Parmigiano Typographic System (named after Parma, the city where Bodoni established his printing house) has the stated ambition to be the most extensive family of fonts ever to have been inspired by Giambattista Bodoni.
The idea of a sans serif to accompany a roman inspired by Bodoni raises the question of how to apply Bodoni’s design sensibilities to a typeface he would never have designed. Parmigiano Sans owes a design debt to early nineteenth century Grotesques such as William Thorowgood’s Seven Line Grotesque (1834), which were characterized by pronounced contrasts between thick and thin strokes, brusque terminations and an overall roundness of the letters. While these features are quite obvious in the bolder cuts of Parmigiano Sans, the lighter weights show less contrast and the Light cut is almost monolinear.
Parmigiano Sans was designed to strike a balance between the primitiveness of the early grotesques and a less eccentric and normalized structure.
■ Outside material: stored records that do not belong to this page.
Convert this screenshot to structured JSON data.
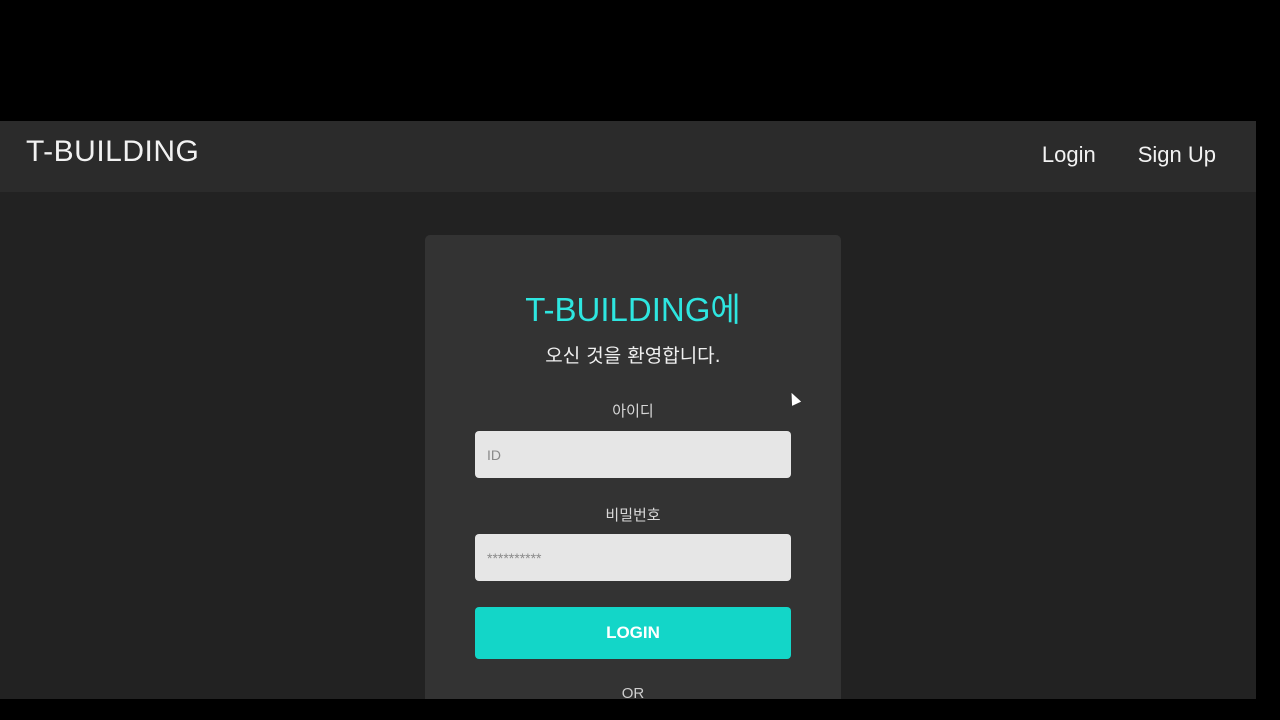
{
  "navbar": {
    "brand": "T-BUILDING",
    "links": [
      "Login",
      "Sign Up"
    ]
  },
  "login_card": {
    "title": "T-BUILDING에",
    "subtitle": "오신 것을 환영합니다.",
    "id_label": "아이디",
    "id_placeholder": "ID",
    "password_label": "비밀번호",
    "password_placeholder": "**********",
    "login_button": "LOGIN",
    "or_text": "OR"
  },
  "colors": {
    "accent": "#2ee6e0",
    "button": "#13d6c8",
    "card_bg": "#333333",
    "page_bg": "#222222"
  }
}
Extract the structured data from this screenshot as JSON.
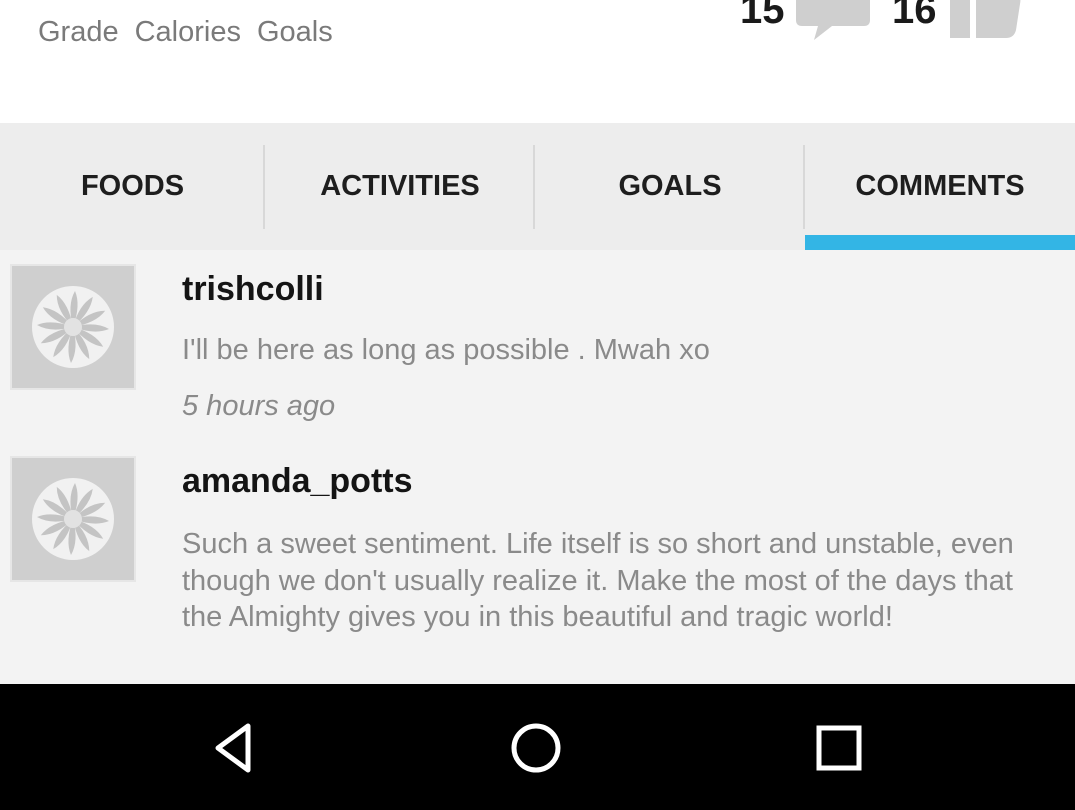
{
  "stats": {
    "labels": [
      "Grade",
      "Calories",
      "Goals"
    ],
    "comment_count": "15",
    "like_count": "16",
    "comment_icon": "speech-bubble-icon",
    "like_icon": "thumbs-up-icon"
  },
  "tabs": [
    {
      "label": "FOODS",
      "active": false
    },
    {
      "label": "ACTIVITIES",
      "active": false
    },
    {
      "label": "GOALS",
      "active": false
    },
    {
      "label": "COMMENTS",
      "active": true
    }
  ],
  "colors": {
    "accent": "#33b5e5",
    "tab_bg": "#ededed",
    "list_bg": "#f3f3f3",
    "avatar_bg": "#cfcfcf",
    "muted_text": "#8a8a8a"
  },
  "comments": [
    {
      "username": "trishcolli",
      "text": "I'll be here as long as possible . Mwah xo",
      "time": "5 hours ago",
      "avatar_icon": "default-avatar-pinwheel-icon"
    },
    {
      "username": "amanda_potts",
      "text": "Such a sweet sentiment.  Life itself is so short and unstable, even though we don't usually realize it.  Make the most of the days that the Almighty gives you in this beautiful and tragic world!",
      "avatar_icon": "default-avatar-pinwheel-icon"
    }
  ],
  "navbar": {
    "back_icon": "back-triangle-icon",
    "home_icon": "home-circle-icon",
    "recents_icon": "recents-square-icon"
  }
}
Although the proportions and the weights of Parmigiano Sans are based on Parmigiano Text, thanks to the fine crafting of details it gains a unique personality which makes it suitable for a wide range of uses. Parmigiano Sans shows its sturdy and no-nonsense qualities for texts in small sizes. When used in progressively bigger sizes its details gain prominence, which, in combination with its narrow proportions, makes it a good choice for headlines. Read more about development of Parmigiano▸
Parmigiano Sans is a modern grotesque which lends opportunities to use various alternatives of each glyph. Use Stylistic sets to choose which version of the letters you would like to use.
Like all Typotheque fonts, Parmigiano includes Small Caps in all styles. Additionally, Parmigiano Sans includes a wealth of other advanced OpenType features. For more information please see the PDF instructions, or the Features section. We included also Small Caps numerals which match the vertical proportions of Hebrew letters.